**Aim of the exercise:**
When a line of the records contains "summary", copy it.

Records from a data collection

=== Section Start ===

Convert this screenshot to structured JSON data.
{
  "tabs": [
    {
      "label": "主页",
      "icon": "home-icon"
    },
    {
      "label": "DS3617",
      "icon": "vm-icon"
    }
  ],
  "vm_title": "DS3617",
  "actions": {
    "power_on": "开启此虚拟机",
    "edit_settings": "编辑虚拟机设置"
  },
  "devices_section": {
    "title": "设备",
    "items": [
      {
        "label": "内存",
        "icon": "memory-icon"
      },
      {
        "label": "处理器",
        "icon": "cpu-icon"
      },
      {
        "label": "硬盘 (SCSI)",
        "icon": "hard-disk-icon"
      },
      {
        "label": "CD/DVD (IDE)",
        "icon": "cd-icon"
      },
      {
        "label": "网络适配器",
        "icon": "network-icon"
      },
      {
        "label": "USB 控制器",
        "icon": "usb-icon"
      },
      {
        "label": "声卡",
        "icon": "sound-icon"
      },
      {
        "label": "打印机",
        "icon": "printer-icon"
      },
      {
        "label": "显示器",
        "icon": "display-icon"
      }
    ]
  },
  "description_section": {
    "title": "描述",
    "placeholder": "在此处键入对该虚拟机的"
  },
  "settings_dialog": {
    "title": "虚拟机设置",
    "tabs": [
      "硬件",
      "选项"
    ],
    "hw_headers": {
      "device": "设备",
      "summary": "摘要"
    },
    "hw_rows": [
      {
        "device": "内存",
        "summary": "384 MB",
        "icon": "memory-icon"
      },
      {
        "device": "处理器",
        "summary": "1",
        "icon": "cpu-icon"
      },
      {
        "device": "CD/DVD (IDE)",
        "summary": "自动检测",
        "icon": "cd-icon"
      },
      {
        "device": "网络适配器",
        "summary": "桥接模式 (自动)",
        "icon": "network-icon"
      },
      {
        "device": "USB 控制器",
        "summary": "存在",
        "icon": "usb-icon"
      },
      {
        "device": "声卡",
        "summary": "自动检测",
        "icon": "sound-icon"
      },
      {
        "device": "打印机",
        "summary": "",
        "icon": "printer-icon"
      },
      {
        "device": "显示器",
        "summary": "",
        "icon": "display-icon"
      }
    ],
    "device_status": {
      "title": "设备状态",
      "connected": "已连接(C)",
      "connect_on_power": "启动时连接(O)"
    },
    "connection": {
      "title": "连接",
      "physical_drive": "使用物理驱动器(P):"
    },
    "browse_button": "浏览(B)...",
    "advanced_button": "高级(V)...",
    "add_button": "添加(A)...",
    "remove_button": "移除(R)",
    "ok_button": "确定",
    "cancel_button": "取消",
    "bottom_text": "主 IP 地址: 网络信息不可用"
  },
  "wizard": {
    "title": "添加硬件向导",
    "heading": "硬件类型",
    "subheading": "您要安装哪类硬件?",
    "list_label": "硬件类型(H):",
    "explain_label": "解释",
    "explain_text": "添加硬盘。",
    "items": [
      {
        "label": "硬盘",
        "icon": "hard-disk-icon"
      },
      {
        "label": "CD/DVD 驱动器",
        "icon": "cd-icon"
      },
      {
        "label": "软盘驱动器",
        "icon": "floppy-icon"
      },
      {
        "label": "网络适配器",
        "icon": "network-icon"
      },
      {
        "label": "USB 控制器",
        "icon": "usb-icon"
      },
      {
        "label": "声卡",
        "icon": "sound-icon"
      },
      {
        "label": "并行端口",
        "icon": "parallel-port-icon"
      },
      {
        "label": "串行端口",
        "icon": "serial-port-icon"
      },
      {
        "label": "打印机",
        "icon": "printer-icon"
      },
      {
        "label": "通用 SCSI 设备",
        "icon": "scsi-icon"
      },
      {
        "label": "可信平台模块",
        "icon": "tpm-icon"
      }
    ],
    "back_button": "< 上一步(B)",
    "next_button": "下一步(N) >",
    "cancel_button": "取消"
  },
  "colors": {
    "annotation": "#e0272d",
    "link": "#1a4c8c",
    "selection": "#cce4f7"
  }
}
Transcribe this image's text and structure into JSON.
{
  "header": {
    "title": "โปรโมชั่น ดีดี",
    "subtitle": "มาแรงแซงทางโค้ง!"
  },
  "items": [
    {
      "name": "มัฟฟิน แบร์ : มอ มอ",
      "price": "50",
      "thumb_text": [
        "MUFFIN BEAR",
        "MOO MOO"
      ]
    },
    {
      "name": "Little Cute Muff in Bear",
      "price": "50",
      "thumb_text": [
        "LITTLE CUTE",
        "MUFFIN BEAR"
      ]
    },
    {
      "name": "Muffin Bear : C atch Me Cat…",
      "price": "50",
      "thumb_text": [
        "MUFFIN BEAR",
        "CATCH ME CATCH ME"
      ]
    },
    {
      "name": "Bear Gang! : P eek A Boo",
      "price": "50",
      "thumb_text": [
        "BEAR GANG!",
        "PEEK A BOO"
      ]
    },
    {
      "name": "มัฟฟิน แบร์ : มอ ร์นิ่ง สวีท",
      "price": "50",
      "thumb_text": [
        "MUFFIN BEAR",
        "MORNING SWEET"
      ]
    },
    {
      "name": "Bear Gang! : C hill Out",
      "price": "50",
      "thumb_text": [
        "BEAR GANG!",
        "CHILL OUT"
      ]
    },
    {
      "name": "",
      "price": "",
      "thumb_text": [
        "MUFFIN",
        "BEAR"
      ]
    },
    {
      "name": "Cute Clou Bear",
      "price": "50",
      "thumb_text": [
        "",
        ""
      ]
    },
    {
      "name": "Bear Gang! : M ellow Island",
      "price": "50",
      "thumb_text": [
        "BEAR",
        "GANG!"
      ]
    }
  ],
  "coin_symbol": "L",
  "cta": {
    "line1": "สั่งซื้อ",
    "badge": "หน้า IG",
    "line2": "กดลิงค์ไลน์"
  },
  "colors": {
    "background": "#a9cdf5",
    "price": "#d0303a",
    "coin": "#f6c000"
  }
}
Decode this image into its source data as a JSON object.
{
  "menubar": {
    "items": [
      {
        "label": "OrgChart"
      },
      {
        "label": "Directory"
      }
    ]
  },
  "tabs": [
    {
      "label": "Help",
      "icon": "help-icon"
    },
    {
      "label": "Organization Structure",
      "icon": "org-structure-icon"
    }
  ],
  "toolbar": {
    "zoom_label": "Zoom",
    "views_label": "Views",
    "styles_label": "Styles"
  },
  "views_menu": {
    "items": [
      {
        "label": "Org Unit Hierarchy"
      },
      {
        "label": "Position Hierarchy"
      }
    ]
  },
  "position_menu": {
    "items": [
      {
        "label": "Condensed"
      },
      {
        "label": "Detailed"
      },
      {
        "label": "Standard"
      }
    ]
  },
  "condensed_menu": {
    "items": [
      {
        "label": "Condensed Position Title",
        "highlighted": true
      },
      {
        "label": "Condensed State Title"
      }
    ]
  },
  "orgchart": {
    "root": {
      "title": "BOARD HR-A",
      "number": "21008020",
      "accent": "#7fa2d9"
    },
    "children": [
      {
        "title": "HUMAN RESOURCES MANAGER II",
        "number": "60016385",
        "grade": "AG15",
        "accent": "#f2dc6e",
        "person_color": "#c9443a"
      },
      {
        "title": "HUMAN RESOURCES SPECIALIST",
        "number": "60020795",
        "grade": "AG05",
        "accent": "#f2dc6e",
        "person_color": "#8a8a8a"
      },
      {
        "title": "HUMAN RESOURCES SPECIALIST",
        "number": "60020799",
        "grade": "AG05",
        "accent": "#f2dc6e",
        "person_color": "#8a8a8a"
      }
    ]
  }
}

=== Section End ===
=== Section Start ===

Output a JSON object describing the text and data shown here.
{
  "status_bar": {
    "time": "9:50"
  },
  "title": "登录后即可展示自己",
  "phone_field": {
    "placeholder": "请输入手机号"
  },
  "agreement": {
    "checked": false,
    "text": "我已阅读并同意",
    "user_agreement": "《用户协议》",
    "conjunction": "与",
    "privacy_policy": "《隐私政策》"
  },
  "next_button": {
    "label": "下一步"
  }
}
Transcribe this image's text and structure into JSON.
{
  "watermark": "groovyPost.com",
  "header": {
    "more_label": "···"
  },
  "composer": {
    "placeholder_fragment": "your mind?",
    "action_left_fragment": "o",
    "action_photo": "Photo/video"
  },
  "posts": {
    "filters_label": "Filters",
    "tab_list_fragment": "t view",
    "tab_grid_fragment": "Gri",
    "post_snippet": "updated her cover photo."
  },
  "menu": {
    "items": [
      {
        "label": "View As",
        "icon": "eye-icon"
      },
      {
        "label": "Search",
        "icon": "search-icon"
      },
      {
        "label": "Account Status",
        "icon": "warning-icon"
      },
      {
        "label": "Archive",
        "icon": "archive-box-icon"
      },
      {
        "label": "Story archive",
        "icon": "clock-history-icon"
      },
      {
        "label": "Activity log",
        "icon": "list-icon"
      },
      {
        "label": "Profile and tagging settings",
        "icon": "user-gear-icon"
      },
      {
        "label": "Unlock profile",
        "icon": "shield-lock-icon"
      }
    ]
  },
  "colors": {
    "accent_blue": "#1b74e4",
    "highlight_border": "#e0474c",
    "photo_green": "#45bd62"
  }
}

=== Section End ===

**Solution to this exercise:**
      "summary": "摘要"
        "summary": "384 MB",
        "summary": "1",
        "summary": "自动检测",
        "summary": "桥接模式 (自动)",
        "summary": "存在",
        "summary": "自动检测",
        "summary": "",
        "summary": "",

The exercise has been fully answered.